"We have seen some unusual weather patterns associated with warm ocean temperatures, but I currently expect somewhat average weather this fall, with the possibility of below-normal temperatures and above-normal precipitation in most of the state," said ERCOT Senior Meteorologist Chris Coleman, describing the warm ocean temperatures associated with an El Nino.
In Texas, an El Nino typically means cooler temperatures in the winter and fall and more precipitation -- if the temperatures are cold enough, that could mean more snow or ice in the winter months.

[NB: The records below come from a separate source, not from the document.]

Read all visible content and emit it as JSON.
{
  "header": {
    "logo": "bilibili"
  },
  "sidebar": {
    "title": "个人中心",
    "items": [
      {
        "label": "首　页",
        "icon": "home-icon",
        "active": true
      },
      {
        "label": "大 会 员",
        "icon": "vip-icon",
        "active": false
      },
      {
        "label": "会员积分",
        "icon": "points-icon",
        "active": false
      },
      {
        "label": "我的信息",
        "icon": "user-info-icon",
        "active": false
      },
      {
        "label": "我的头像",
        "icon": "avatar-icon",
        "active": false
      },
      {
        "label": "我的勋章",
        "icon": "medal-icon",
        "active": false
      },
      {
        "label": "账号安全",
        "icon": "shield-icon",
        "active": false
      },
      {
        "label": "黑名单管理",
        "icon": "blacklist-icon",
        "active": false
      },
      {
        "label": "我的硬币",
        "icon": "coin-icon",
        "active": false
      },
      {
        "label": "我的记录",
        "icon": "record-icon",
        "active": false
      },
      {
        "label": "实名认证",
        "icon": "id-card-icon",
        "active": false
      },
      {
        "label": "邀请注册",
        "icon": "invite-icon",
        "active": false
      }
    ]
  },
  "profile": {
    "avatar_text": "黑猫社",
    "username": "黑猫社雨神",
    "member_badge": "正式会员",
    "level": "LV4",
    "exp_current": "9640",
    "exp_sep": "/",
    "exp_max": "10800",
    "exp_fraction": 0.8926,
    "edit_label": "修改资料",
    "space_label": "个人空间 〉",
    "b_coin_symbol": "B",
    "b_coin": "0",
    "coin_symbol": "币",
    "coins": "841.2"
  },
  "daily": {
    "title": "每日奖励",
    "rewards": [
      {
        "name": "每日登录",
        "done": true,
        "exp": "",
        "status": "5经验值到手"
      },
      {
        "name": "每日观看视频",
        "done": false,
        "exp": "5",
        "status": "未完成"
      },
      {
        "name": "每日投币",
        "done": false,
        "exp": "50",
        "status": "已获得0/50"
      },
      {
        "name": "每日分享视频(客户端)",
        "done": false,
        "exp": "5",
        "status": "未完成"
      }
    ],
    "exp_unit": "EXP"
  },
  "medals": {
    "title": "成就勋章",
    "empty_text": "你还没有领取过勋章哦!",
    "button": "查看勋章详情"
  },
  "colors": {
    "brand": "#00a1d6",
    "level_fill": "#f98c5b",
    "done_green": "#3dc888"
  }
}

In North Texas, an average of 2.5 inches of rain can be expected from an El Nino event, in other parts of the state, the numbers vary from 2 to 5 inches, according to the National Weather Service.
"With more than 77,000 megawatts (MW) of generation available overall, ERCOT expects to be well-prepared for the anticipated peak demand of just under 50,000 MW this fall. One MW of demand is typically enough to power about 500 homes during mild weather conditions and about 200 homes during summer peak demand," ERCOT said in a news release Tuesday.
ERCOT added that power plants requiring maintenance are typically taken offline in the fall when demand is lower and that it was common to lose 9,000 MW of generation during maintenance periods.
Even during extreme conditions, ERCOT expects to have sufficient capacity to serve customers during times of peak demand.
The all-time winter peak demand record of 57,265 MW, set in February 2011, was nearly matched in January 2014. Conditions that occurred during the 2014 weather event are reflected in the extreme scenarios included in the preliminary winter seasonal assessment.
A final seasonal assessment will be released Nov. 3.